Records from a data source
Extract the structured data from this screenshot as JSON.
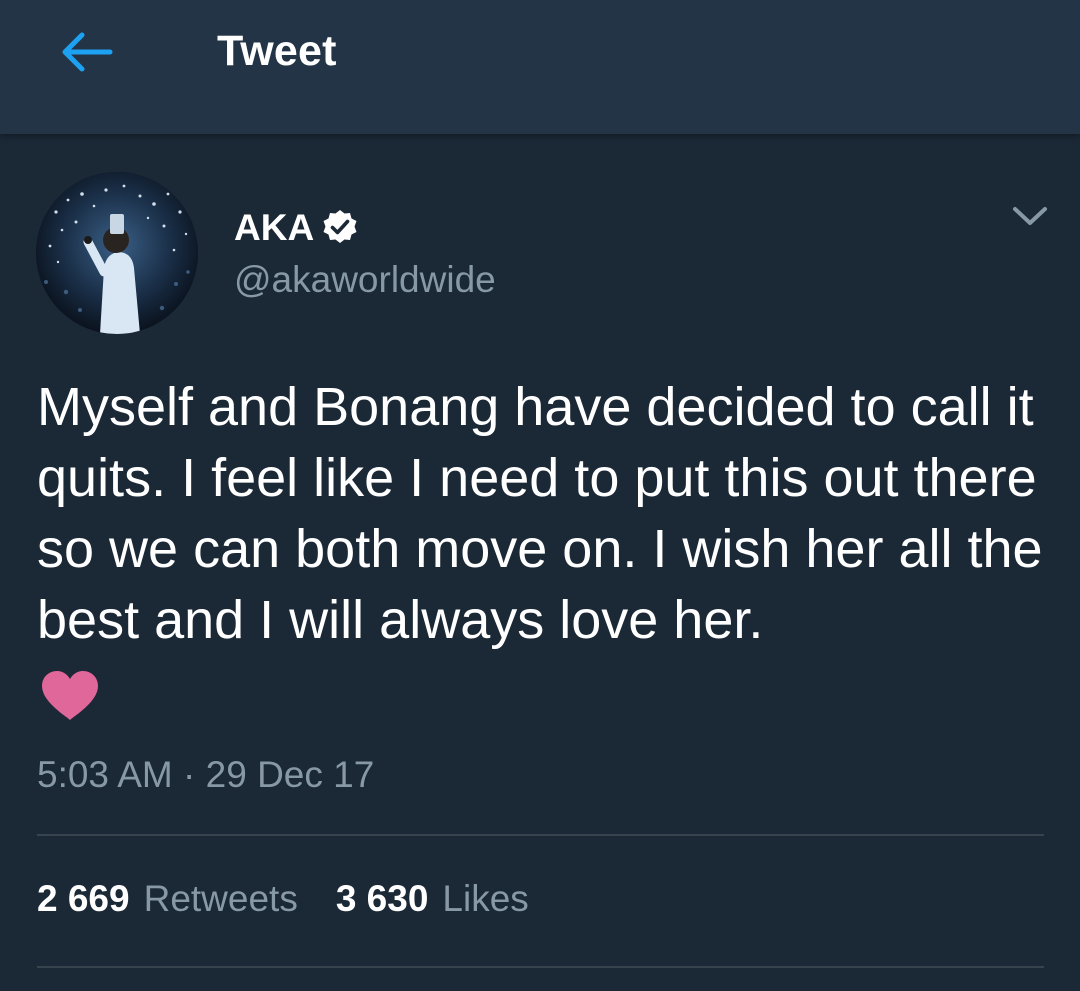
{
  "header": {
    "title": "Tweet",
    "back_icon": "arrow-left-icon",
    "accent_color": "#1da1f2"
  },
  "tweet": {
    "author": {
      "name": "AKA",
      "handle": "@akaworldwide",
      "verified": true,
      "avatar_icon": "profile-photo"
    },
    "menu_icon": "chevron-down-icon",
    "text": "Myself and Bonang have decided to call it quits. I feel like I need to put this out there so we can both move on. I wish her all the best and I will always love her.",
    "emoji": "pink-heart-emoji",
    "timestamp": "5:03 AM · 29 Dec 17",
    "stats": {
      "retweets_count": "2 669",
      "retweets_label": "Retweets",
      "likes_count": "3 630",
      "likes_label": "Likes"
    }
  },
  "colors": {
    "background": "#1b2836",
    "header_background": "#243447",
    "secondary_text": "#8899a6",
    "divider": "#38444d",
    "heart": "#e0679a"
  }
}
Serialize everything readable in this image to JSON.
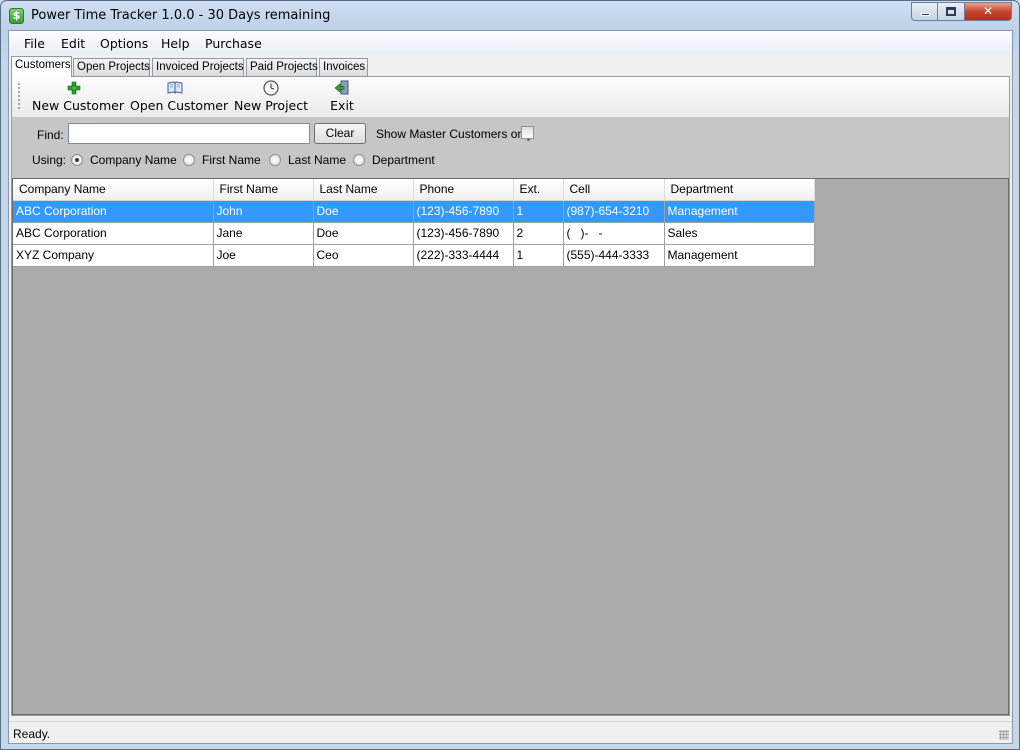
{
  "window": {
    "title": "Power Time Tracker 1.0.0 - 30 Days remaining",
    "app_icon_glyph": "$"
  },
  "menu": [
    "File",
    "Edit",
    "Options",
    "Help",
    "Purchase"
  ],
  "tabs": [
    "Customers",
    "Open Projects",
    "Invoiced Projects",
    "Paid Projects",
    "Invoices"
  ],
  "active_tab": "Customers",
  "toolbar": {
    "new_customer": "New Customer",
    "open_customer": "Open Customer",
    "new_project": "New Project",
    "exit": "Exit"
  },
  "search": {
    "find_label": "Find:",
    "find_value": "",
    "clear_label": "Clear",
    "master_label": "Show Master Customers only",
    "master_checked": false,
    "using_label": "Using:",
    "options": [
      "Company Name",
      "First Name",
      "Last Name",
      "Department"
    ],
    "selected_option": "Company Name"
  },
  "grid": {
    "columns": [
      "Company Name",
      "First Name",
      "Last Name",
      "Phone",
      "Ext.",
      "Cell",
      "Department"
    ],
    "rows": [
      [
        "ABC Corporation",
        "John",
        "Doe",
        "(123)-456-7890",
        "1",
        "(987)-654-3210",
        "Management"
      ],
      [
        "ABC Corporation",
        "Jane",
        "Doe",
        "(123)-456-7890",
        "2",
        "(   )-   -",
        "Sales"
      ],
      [
        "XYZ Company",
        "Joe",
        "Ceo",
        "(222)-333-4444",
        "1",
        "(555)-444-3333",
        "Management"
      ]
    ],
    "selected_row": 0
  },
  "status": "Ready.",
  "colors": {
    "selection": "#3399ff",
    "grid_background": "#ababab",
    "search_panel": "#c6c6c6"
  }
}
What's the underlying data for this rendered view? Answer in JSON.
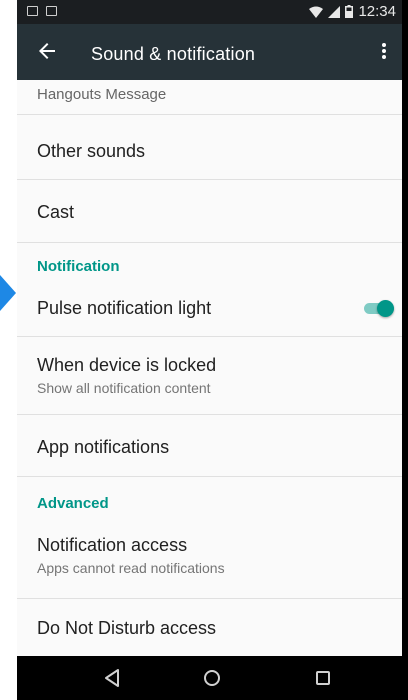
{
  "status_bar": {
    "time": "12:34",
    "left_icons": [
      "image-notification-icon",
      "email-notification-icon"
    ],
    "right_icons": [
      "wifi-icon",
      "cell-signal-icon",
      "battery-icon"
    ]
  },
  "toolbar": {
    "title": "Sound & notification",
    "back_icon": "arrow-left-icon",
    "more_icon": "more-vert-icon",
    "background": "#263238"
  },
  "items": {
    "hangouts_message": {
      "label": "Hangouts Message"
    },
    "other_sounds": {
      "label": "Other sounds"
    },
    "cast": {
      "label": "Cast"
    },
    "notification_header": "Notification",
    "pulse_light": {
      "label": "Pulse notification light",
      "toggle_on": true
    },
    "device_locked": {
      "label": "When device is locked",
      "summary": "Show all notification content"
    },
    "app_notifications": {
      "label": "App notifications"
    },
    "advanced_header": "Advanced",
    "notification_access": {
      "label": "Notification access",
      "summary": "Apps cannot read notifications"
    },
    "dnd_access": {
      "label": "Do Not Disturb access"
    }
  },
  "nav_bar": [
    "back-triangle-icon",
    "home-circle-icon",
    "recents-square-icon"
  ],
  "colors": {
    "accent": "#009688",
    "pointer": "#1e88e5"
  }
}
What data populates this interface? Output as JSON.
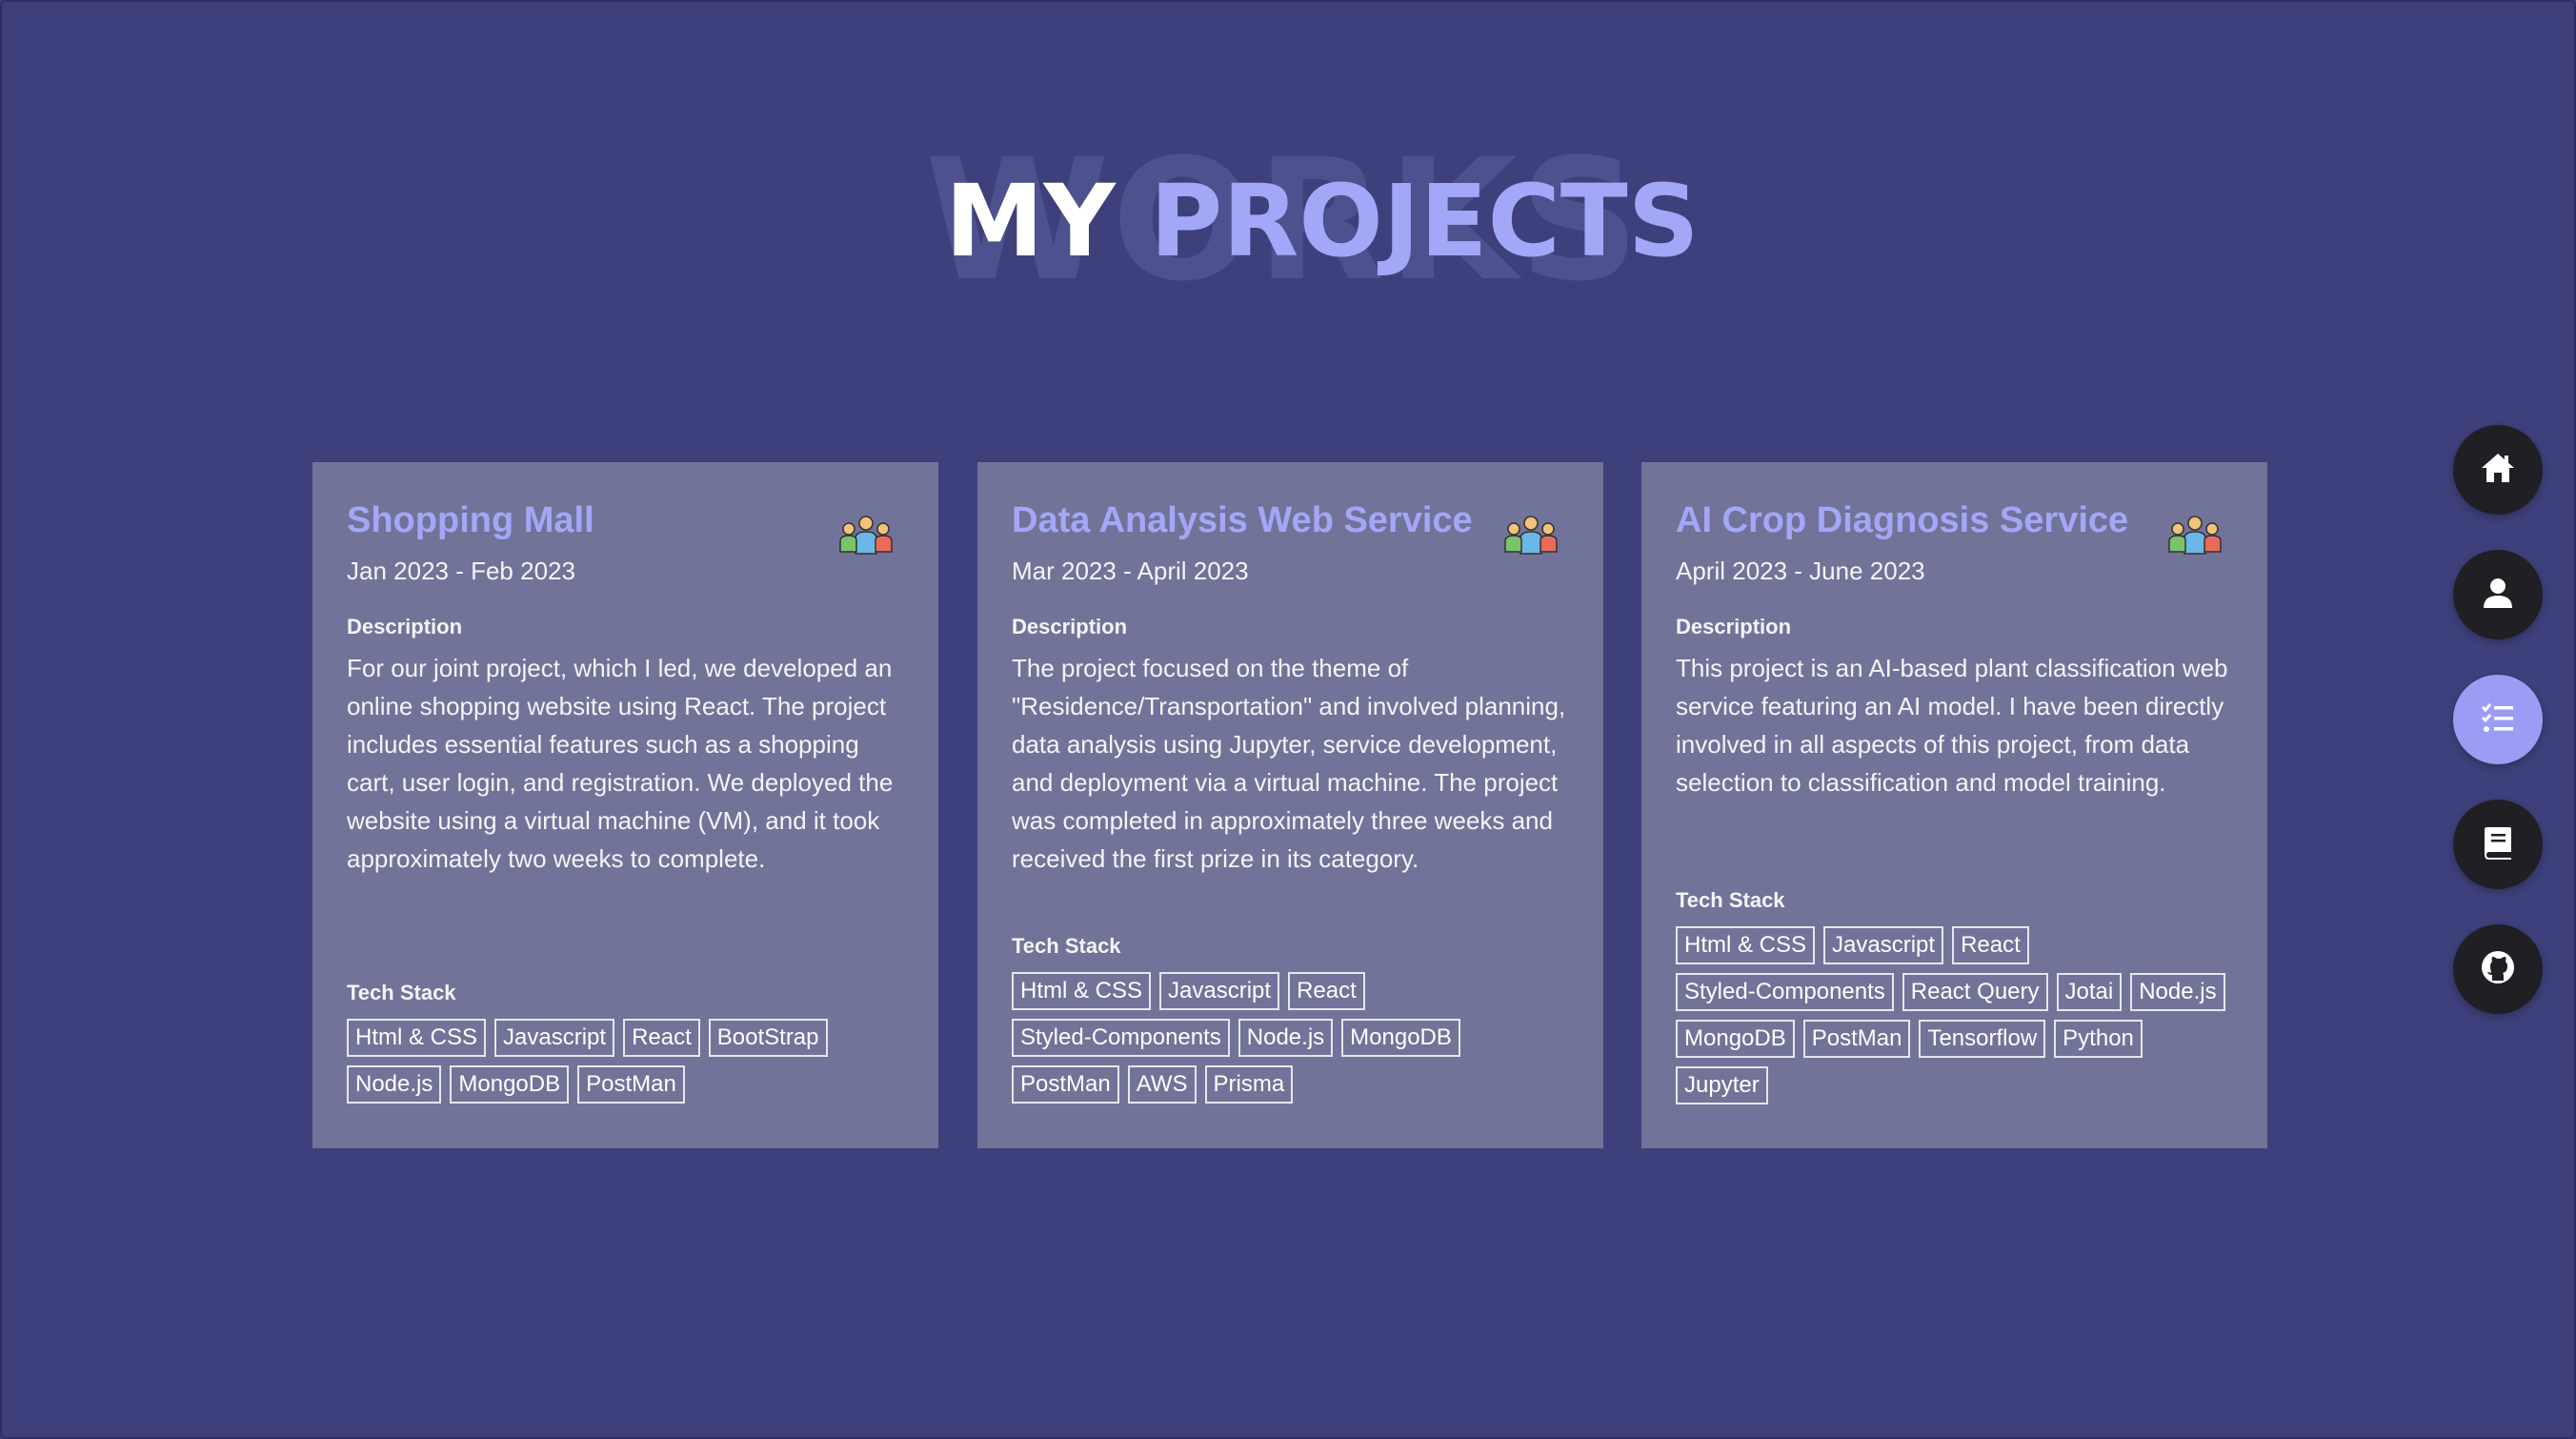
{
  "header": {
    "background_word": "WORKS",
    "title_part1": "MY",
    "title_part2": "PROJECTS"
  },
  "cards": [
    {
      "title": "Shopping Mall",
      "date": "Jan 2023 - Feb 2023",
      "icon": "team-icon",
      "description_label": "Description",
      "description": "For our joint project, which I led, we developed an online shopping website using React. The project includes essential features such as a shopping cart, user login, and registration. We deployed the website using a virtual machine (VM), and it took approximately two weeks to complete.",
      "tech_label": "Tech Stack",
      "tech": [
        "Html & CSS",
        "Javascript",
        "React",
        "BootStrap",
        "Node.js",
        "MongoDB",
        "PostMan"
      ]
    },
    {
      "title": "Data Analysis Web Service",
      "date": "Mar 2023 - April 2023",
      "icon": "team-icon",
      "description_label": "Description",
      "description": "The project focused on the theme of \"Residence/Transportation\" and involved planning, data analysis using Jupyter, service development, and deployment via a virtual machine. The project was completed in approximately three weeks and received the first prize in its category.",
      "tech_label": "Tech Stack",
      "tech": [
        "Html & CSS",
        "Javascript",
        "React",
        "Styled-Components",
        "Node.js",
        "MongoDB",
        "PostMan",
        "AWS",
        "Prisma"
      ]
    },
    {
      "title": "AI Crop Diagnosis Service",
      "date": "April 2023 - June 2023",
      "icon": "team-icon",
      "description_label": "Description",
      "description": "This project is an AI-based plant classification web service featuring an AI model. I have been directly involved in all aspects of this project, from data selection to classification and model training.",
      "tech_label": "Tech Stack",
      "tech": [
        "Html & CSS",
        "Javascript",
        "React",
        "Styled-Components",
        "React Query",
        "Jotai",
        "Node.js",
        "MongoDB",
        "PostMan",
        "Tensorflow",
        "Python",
        "Jupyter"
      ]
    }
  ],
  "nav": [
    {
      "icon": "home-icon",
      "active": false
    },
    {
      "icon": "user-icon",
      "active": false
    },
    {
      "icon": "list-icon",
      "active": true
    },
    {
      "icon": "book-icon",
      "active": false
    },
    {
      "icon": "github-icon",
      "active": false
    }
  ],
  "colors": {
    "background": "#3d407a",
    "card": "#727398",
    "accent": "#a3a7f7",
    "nav_button": "#1f1f24",
    "nav_active": "#9b9df5"
  }
}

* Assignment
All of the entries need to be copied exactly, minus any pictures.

* Your response
Extract the structured data from this screenshot as JSON.
{
  "header": {
    "title": "Tweet",
    "back_icon": "arrow-left-icon",
    "accent_color": "#1da1f2"
  },
  "tweet": {
    "author": {
      "name": "AKA",
      "handle": "@akaworldwide",
      "verified": true,
      "avatar_icon": "profile-photo"
    },
    "menu_icon": "chevron-down-icon",
    "text": "Myself and Bonang have decided to call it quits. I feel like I need to put this out there so we can both move on. I wish her all the best and I will always love her.",
    "emoji": "pink-heart-emoji",
    "timestamp": "5:03 AM · 29 Dec 17",
    "stats": {
      "retweets_count": "2 669",
      "retweets_label": "Retweets",
      "likes_count": "3 630",
      "likes_label": "Likes"
    }
  },
  "colors": {
    "background": "#1b2836",
    "header_background": "#243447",
    "secondary_text": "#8899a6",
    "divider": "#38444d",
    "heart": "#e0679a"
  }
}
Serialize everything readable in this image to JSON.
{
  "window": {
    "title": "Power Time Tracker 1.0.0 - 30 Days remaining",
    "app_icon_glyph": "$"
  },
  "menu": [
    "File",
    "Edit",
    "Options",
    "Help",
    "Purchase"
  ],
  "tabs": [
    "Customers",
    "Open Projects",
    "Invoiced Projects",
    "Paid Projects",
    "Invoices"
  ],
  "active_tab": "Customers",
  "toolbar": {
    "new_customer": "New Customer",
    "open_customer": "Open Customer",
    "new_project": "New Project",
    "exit": "Exit"
  },
  "search": {
    "find_label": "Find:",
    "find_value": "",
    "clear_label": "Clear",
    "master_label": "Show Master Customers only",
    "master_checked": false,
    "using_label": "Using:",
    "options": [
      "Company Name",
      "First Name",
      "Last Name",
      "Department"
    ],
    "selected_option": "Company Name"
  },
  "grid": {
    "columns": [
      "Company Name",
      "First Name",
      "Last Name",
      "Phone",
      "Ext.",
      "Cell",
      "Department"
    ],
    "rows": [
      [
        "ABC Corporation",
        "John",
        "Doe",
        "(123)-456-7890",
        "1",
        "(987)-654-3210",
        "Management"
      ],
      [
        "ABC Corporation",
        "Jane",
        "Doe",
        "(123)-456-7890",
        "2",
        "(   )-   -",
        "Sales"
      ],
      [
        "XYZ Company",
        "Joe",
        "Ceo",
        "(222)-333-4444",
        "1",
        "(555)-444-3333",
        "Management"
      ]
    ],
    "selected_row": 0
  },
  "status": "Ready.",
  "colors": {
    "selection": "#3399ff",
    "grid_background": "#ababab",
    "search_panel": "#c6c6c6"
  }
}
What's the underlying data for this rendered view? Answer in JSON.
{
  "status_bar": {
    "time": "12:34",
    "left_icons": [
      "image-notification-icon",
      "email-notification-icon"
    ],
    "right_icons": [
      "wifi-icon",
      "cell-signal-icon",
      "battery-icon"
    ]
  },
  "toolbar": {
    "title": "Sound & notification",
    "back_icon": "arrow-left-icon",
    "more_icon": "more-vert-icon",
    "background": "#263238"
  },
  "items": {
    "hangouts_message": {
      "label": "Hangouts Message"
    },
    "other_sounds": {
      "label": "Other sounds"
    },
    "cast": {
      "label": "Cast"
    },
    "notification_header": "Notification",
    "pulse_light": {
      "label": "Pulse notification light",
      "toggle_on": true
    },
    "device_locked": {
      "label": "When device is locked",
      "summary": "Show all notification content"
    },
    "app_notifications": {
      "label": "App notifications"
    },
    "advanced_header": "Advanced",
    "notification_access": {
      "label": "Notification access",
      "summary": "Apps cannot read notifications"
    },
    "dnd_access": {
      "label": "Do Not Disturb access"
    }
  },
  "nav_bar": [
    "back-triangle-icon",
    "home-circle-icon",
    "recents-square-icon"
  ],
  "colors": {
    "accent": "#009688",
    "pointer": "#1e88e5"
  }
}
What data populates this interface? Output as JSON.
{
  "header": {
    "background_word": "WORKS",
    "title_part1": "MY",
    "title_part2": "PROJECTS"
  },
  "cards": [
    {
      "title": "Shopping Mall",
      "date": "Jan 2023 - Feb 2023",
      "icon": "team-icon",
      "description_label": "Description",
      "description": "For our joint project, which I led, we developed an online shopping website using React. The project includes essential features such as a shopping cart, user login, and registration. We deployed the website using a virtual machine (VM), and it took approximately two weeks to complete.",
      "tech_label": "Tech Stack",
      "tech": [
        "Html & CSS",
        "Javascript",
        "React",
        "BootStrap",
        "Node.js",
        "MongoDB",
        "PostMan"
      ]
    },
    {
      "title": "Data Analysis Web Service",
      "date": "Mar 2023 - April 2023",
      "icon": "team-icon",
      "description_label": "Description",
      "description": "The project focused on the theme of \"Residence/Transportation\" and involved planning, data analysis using Jupyter, service development, and deployment via a virtual machine. The project was completed in approximately three weeks and received the first prize in its category.",
      "tech_label": "Tech Stack",
      "tech": [
        "Html & CSS",
        "Javascript",
        "React",
        "Styled-Components",
        "Node.js",
        "MongoDB",
        "PostMan",
        "AWS",
        "Prisma"
      ]
    },
    {
      "title": "AI Crop Diagnosis Service",
      "date": "April 2023 - June 2023",
      "icon": "team-icon",
      "description_label": "Description",
      "description": "This project is an AI-based plant classification web service featuring an AI model. I have been directly involved in all aspects of this project, from data selection to classification and model training.",
      "tech_label": "Tech Stack",
      "tech": [
        "Html & CSS",
        "Javascript",
        "React",
        "Styled-Components",
        "React Query",
        "Jotai",
        "Node.js",
        "MongoDB",
        "PostMan",
        "Tensorflow",
        "Python",
        "Jupyter"
      ]
    }
  ],
  "nav": [
    {
      "icon": "home-icon",
      "active": false
    },
    {
      "icon": "user-icon",
      "active": false
    },
    {
      "icon": "list-icon",
      "active": true
    },
    {
      "icon": "book-icon",
      "active": false
    },
    {
      "icon": "github-icon",
      "active": false
    }
  ],
  "colors": {
    "background": "#3d407a",
    "card": "#727398",
    "accent": "#a3a7f7",
    "nav_button": "#1f1f24",
    "nav_active": "#9b9df5"
  }
}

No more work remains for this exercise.